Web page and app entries
----------

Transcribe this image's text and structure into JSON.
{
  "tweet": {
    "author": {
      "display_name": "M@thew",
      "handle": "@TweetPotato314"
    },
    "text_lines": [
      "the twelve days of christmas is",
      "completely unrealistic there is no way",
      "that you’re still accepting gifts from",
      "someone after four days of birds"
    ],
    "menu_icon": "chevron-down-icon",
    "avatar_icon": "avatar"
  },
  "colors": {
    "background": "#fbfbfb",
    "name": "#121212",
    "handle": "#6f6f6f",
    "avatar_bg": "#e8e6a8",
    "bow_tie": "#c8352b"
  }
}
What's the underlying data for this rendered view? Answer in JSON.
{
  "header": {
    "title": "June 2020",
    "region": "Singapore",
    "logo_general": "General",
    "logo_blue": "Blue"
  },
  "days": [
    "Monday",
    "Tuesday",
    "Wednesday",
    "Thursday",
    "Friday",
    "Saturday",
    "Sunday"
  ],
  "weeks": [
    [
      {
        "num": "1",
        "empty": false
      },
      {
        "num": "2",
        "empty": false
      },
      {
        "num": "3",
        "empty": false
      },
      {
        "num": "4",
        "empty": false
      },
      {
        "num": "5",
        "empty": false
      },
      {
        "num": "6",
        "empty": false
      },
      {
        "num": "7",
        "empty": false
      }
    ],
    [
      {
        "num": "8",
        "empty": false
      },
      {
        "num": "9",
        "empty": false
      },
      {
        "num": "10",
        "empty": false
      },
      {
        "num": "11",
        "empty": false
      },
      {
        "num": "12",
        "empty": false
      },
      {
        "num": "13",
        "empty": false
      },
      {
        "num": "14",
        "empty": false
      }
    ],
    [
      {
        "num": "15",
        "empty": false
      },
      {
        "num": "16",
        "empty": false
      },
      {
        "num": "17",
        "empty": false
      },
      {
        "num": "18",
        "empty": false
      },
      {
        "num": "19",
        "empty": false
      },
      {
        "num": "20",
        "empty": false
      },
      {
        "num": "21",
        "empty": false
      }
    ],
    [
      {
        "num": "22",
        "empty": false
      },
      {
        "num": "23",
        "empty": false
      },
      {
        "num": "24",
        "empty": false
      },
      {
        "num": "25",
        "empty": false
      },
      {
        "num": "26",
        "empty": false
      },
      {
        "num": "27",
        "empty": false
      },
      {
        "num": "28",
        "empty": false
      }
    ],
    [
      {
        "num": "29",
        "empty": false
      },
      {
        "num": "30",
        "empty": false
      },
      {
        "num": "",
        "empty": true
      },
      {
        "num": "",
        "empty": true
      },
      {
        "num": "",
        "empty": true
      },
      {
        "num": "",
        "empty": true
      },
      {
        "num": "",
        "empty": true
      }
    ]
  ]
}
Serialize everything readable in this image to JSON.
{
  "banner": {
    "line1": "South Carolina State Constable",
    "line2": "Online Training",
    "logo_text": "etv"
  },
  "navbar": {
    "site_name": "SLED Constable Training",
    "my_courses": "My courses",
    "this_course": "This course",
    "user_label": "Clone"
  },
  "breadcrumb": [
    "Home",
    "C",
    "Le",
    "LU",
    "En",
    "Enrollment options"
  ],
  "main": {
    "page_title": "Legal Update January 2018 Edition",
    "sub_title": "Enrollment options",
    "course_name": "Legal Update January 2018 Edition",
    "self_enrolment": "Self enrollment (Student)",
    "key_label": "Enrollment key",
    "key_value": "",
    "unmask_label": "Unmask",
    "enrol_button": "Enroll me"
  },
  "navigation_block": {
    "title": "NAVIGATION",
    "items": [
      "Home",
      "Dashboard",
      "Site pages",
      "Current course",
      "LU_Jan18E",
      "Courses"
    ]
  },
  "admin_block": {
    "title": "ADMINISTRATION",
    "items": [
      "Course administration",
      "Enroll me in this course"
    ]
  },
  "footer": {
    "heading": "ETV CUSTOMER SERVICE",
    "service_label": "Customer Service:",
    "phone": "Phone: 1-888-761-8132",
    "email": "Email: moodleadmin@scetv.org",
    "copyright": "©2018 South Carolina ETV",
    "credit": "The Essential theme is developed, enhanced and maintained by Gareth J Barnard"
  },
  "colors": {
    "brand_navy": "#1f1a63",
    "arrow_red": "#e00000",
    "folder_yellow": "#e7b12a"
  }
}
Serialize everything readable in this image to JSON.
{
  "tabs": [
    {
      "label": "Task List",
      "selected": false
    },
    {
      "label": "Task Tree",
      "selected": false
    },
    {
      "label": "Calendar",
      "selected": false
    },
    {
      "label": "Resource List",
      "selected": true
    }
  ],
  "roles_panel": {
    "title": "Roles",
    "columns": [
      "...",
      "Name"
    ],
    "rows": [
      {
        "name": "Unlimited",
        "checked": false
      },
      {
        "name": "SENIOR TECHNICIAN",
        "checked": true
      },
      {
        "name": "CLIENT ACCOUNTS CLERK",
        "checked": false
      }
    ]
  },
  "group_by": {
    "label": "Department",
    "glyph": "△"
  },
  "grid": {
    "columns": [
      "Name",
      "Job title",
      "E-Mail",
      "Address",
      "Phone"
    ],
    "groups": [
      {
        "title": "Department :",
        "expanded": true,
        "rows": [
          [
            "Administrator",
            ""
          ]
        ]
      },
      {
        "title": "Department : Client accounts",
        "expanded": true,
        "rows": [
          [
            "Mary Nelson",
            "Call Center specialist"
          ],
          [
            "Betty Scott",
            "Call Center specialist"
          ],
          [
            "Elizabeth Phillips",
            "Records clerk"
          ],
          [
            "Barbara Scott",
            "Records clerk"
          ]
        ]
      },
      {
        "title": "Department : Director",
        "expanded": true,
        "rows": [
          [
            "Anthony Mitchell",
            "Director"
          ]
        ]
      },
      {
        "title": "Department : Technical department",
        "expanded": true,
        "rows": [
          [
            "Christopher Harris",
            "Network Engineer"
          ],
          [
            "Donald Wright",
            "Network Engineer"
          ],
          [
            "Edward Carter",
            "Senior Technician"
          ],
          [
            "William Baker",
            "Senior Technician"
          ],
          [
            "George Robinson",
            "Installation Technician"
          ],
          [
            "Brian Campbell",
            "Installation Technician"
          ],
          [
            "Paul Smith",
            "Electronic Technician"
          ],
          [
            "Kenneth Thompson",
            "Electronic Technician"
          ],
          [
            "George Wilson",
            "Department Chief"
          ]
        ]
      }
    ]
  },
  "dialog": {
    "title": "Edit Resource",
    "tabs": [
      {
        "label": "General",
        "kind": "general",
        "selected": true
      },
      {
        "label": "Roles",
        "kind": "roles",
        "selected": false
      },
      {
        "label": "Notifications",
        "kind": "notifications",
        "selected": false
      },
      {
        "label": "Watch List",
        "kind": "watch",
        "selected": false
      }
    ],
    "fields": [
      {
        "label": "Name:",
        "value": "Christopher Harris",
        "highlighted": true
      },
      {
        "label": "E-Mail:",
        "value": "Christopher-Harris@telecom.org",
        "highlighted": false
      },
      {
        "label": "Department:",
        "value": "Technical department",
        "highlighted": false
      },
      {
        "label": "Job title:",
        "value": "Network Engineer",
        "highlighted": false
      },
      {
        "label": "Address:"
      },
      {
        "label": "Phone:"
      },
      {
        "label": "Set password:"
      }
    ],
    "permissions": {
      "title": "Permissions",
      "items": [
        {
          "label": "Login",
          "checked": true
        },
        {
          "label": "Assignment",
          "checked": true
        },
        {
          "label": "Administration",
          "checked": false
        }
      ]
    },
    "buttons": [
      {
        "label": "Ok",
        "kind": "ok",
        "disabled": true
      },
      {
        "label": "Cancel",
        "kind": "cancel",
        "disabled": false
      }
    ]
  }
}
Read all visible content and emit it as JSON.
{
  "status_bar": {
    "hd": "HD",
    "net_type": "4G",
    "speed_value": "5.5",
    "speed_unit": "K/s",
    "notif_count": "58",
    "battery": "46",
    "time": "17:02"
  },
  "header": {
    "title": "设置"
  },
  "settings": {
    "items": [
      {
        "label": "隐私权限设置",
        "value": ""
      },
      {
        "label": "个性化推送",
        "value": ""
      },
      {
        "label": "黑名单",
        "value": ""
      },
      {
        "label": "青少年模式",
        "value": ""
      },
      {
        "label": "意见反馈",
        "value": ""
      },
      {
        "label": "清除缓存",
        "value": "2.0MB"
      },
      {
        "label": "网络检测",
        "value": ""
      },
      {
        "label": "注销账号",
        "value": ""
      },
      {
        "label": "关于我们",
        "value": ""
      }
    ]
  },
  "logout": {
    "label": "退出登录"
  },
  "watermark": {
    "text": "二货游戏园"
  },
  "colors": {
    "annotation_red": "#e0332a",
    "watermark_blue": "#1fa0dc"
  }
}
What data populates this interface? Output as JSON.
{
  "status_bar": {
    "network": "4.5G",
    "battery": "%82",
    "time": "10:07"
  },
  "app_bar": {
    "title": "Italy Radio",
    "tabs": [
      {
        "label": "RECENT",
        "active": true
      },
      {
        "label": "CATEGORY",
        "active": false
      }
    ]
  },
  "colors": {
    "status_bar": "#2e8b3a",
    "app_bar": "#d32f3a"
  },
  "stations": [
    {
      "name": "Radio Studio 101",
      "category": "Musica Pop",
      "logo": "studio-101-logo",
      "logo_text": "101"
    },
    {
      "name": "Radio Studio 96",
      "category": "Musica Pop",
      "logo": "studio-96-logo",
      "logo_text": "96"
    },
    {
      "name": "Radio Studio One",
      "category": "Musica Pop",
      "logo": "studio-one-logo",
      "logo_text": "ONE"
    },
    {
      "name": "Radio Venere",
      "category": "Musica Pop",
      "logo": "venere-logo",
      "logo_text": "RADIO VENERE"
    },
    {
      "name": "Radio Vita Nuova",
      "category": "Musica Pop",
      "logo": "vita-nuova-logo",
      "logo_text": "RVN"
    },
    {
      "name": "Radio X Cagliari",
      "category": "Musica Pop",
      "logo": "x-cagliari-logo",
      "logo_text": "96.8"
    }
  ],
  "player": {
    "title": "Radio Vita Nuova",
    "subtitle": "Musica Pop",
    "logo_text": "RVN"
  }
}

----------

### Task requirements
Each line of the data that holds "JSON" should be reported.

### Result of this task
Transcribe this image's text and structure into JSON.
What's the underlying data for this rendered view? Answer in JSON.
Serialize everything readable in this image to JSON.
Serialize everything readable in this image to JSON.
Read all visible content and emit it as JSON.
What data populates this interface? Output as JSON.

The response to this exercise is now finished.